* **Activity**:
Pull out each line of the records holding the string "data".

Stored items from a collection
● ● ●

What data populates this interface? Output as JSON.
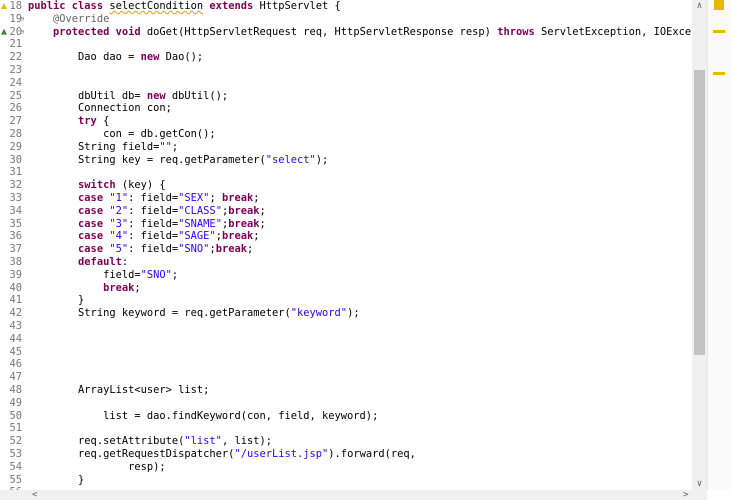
{
  "editor": {
    "lines": [
      {
        "n": "18",
        "parts": [
          [
            "kw",
            "public class "
          ],
          [
            "warn",
            "selectCondition"
          ],
          [
            "kw",
            " extends "
          ],
          [
            "plain",
            "HttpServlet {"
          ]
        ]
      },
      {
        "n": "19",
        "parts": [
          [
            "plain",
            "    "
          ],
          [
            "ann",
            "@Override"
          ]
        ]
      },
      {
        "n": "20",
        "parts": [
          [
            "plain",
            "    "
          ],
          [
            "kw",
            "protected void "
          ],
          [
            "plain",
            "doGet(HttpServletRequest req, HttpServletResponse resp) "
          ],
          [
            "kw",
            "throws "
          ],
          [
            "plain",
            "ServletException, IOException {"
          ]
        ]
      },
      {
        "n": "21",
        "parts": []
      },
      {
        "n": "22",
        "parts": [
          [
            "plain",
            "        Dao dao = "
          ],
          [
            "kw",
            "new "
          ],
          [
            "plain",
            "Dao();"
          ]
        ]
      },
      {
        "n": "23",
        "parts": []
      },
      {
        "n": "24",
        "parts": []
      },
      {
        "n": "25",
        "parts": [
          [
            "plain",
            "        dbUtil db= "
          ],
          [
            "kw",
            "new "
          ],
          [
            "plain",
            "dbUtil();"
          ]
        ]
      },
      {
        "n": "26",
        "parts": [
          [
            "plain",
            "        Connection con;"
          ]
        ]
      },
      {
        "n": "27",
        "parts": [
          [
            "plain",
            "        "
          ],
          [
            "kw",
            "try "
          ],
          [
            "plain",
            "{"
          ]
        ]
      },
      {
        "n": "28",
        "parts": [
          [
            "plain",
            "            con = db.getCon();"
          ]
        ]
      },
      {
        "n": "29",
        "parts": [
          [
            "plain",
            "        String field="
          ],
          [
            "str",
            "\"\""
          ],
          [
            "plain",
            ";"
          ]
        ]
      },
      {
        "n": "30",
        "parts": [
          [
            "plain",
            "        String key = req.getParameter("
          ],
          [
            "str",
            "\"select\""
          ],
          [
            "plain",
            ");"
          ]
        ]
      },
      {
        "n": "31",
        "parts": []
      },
      {
        "n": "32",
        "parts": [
          [
            "plain",
            "        "
          ],
          [
            "kw",
            "switch "
          ],
          [
            "plain",
            "(key) {"
          ]
        ]
      },
      {
        "n": "33",
        "parts": [
          [
            "plain",
            "        "
          ],
          [
            "kw",
            "case "
          ],
          [
            "str",
            "\"1\""
          ],
          [
            "plain",
            ": field="
          ],
          [
            "str",
            "\"SEX\""
          ],
          [
            "plain",
            "; "
          ],
          [
            "kw",
            "break"
          ],
          [
            "plain",
            ";"
          ]
        ]
      },
      {
        "n": "34",
        "parts": [
          [
            "plain",
            "        "
          ],
          [
            "kw",
            "case "
          ],
          [
            "str",
            "\"2\""
          ],
          [
            "plain",
            ": field="
          ],
          [
            "str",
            "\"CLASS\""
          ],
          [
            "plain",
            ";"
          ],
          [
            "kw",
            "break"
          ],
          [
            "plain",
            ";"
          ]
        ]
      },
      {
        "n": "35",
        "parts": [
          [
            "plain",
            "        "
          ],
          [
            "kw",
            "case "
          ],
          [
            "str",
            "\"3\""
          ],
          [
            "plain",
            ": field="
          ],
          [
            "str",
            "\"SNAME\""
          ],
          [
            "plain",
            ";"
          ],
          [
            "kw",
            "break"
          ],
          [
            "plain",
            ";"
          ]
        ]
      },
      {
        "n": "36",
        "parts": [
          [
            "plain",
            "        "
          ],
          [
            "kw",
            "case "
          ],
          [
            "str",
            "\"4\""
          ],
          [
            "plain",
            ": field="
          ],
          [
            "str",
            "\"SAGE\""
          ],
          [
            "plain",
            ";"
          ],
          [
            "kw",
            "break"
          ],
          [
            "plain",
            ";"
          ]
        ]
      },
      {
        "n": "37",
        "parts": [
          [
            "plain",
            "        "
          ],
          [
            "kw",
            "case "
          ],
          [
            "str",
            "\"5\""
          ],
          [
            "plain",
            ": field="
          ],
          [
            "str",
            "\"SNO\""
          ],
          [
            "plain",
            ";"
          ],
          [
            "kw",
            "break"
          ],
          [
            "plain",
            ";"
          ]
        ]
      },
      {
        "n": "38",
        "parts": [
          [
            "plain",
            "        "
          ],
          [
            "kw",
            "default"
          ],
          [
            "plain",
            ":"
          ]
        ]
      },
      {
        "n": "39",
        "parts": [
          [
            "plain",
            "            field="
          ],
          [
            "str",
            "\"SNO\""
          ],
          [
            "plain",
            ";"
          ]
        ]
      },
      {
        "n": "40",
        "parts": [
          [
            "plain",
            "            "
          ],
          [
            "kw",
            "break"
          ],
          [
            "plain",
            ";"
          ]
        ]
      },
      {
        "n": "41",
        "parts": [
          [
            "plain",
            "        }"
          ]
        ]
      },
      {
        "n": "42",
        "parts": [
          [
            "plain",
            "        String keyword = req.getParameter("
          ],
          [
            "str",
            "\"keyword\""
          ],
          [
            "plain",
            ");"
          ]
        ]
      },
      {
        "n": "43",
        "parts": []
      },
      {
        "n": "44",
        "parts": []
      },
      {
        "n": "45",
        "parts": []
      },
      {
        "n": "46",
        "parts": []
      },
      {
        "n": "47",
        "parts": []
      },
      {
        "n": "48",
        "parts": [
          [
            "plain",
            "        ArrayList<user> list;"
          ]
        ]
      },
      {
        "n": "49",
        "parts": []
      },
      {
        "n": "50",
        "parts": [
          [
            "plain",
            "            list = dao.findKeyword(con, field, keyword);"
          ]
        ]
      },
      {
        "n": "51",
        "parts": []
      },
      {
        "n": "52",
        "parts": [
          [
            "plain",
            "        req.setAttribute("
          ],
          [
            "str",
            "\"list\""
          ],
          [
            "plain",
            ", list);"
          ]
        ]
      },
      {
        "n": "53",
        "parts": [
          [
            "plain",
            "        req.getRequestDispatcher("
          ],
          [
            "str",
            "\"/userList.jsp\""
          ],
          [
            "plain",
            ").forward(req,"
          ]
        ]
      },
      {
        "n": "54",
        "parts": [
          [
            "plain",
            "                resp);"
          ]
        ]
      },
      {
        "n": "55",
        "parts": [
          [
            "plain",
            "        }"
          ]
        ]
      },
      {
        "n": "56",
        "parts": []
      }
    ],
    "fold_markers": {
      "19": "⊖",
      "20": "⊖"
    },
    "warning_line": "18",
    "override_line": "20"
  },
  "scrollbars": {
    "up_arrow": "∧",
    "down_arrow": "∨",
    "left_arrow": "<",
    "right_arrow": ">"
  },
  "colors": {
    "keyword": "#7f0055",
    "string": "#2a00ff",
    "annotation": "#646464",
    "warning": "#e6b800"
  }
}
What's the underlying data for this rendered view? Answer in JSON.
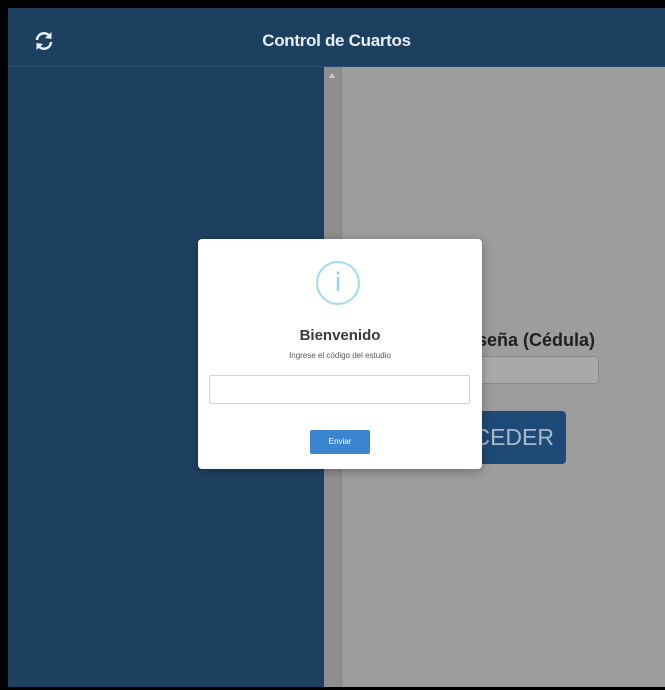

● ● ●

* **Answer for the task**:
What data populates this interface? Output as JSON.
What's the underlying data for this rendered view? Answer in JSON.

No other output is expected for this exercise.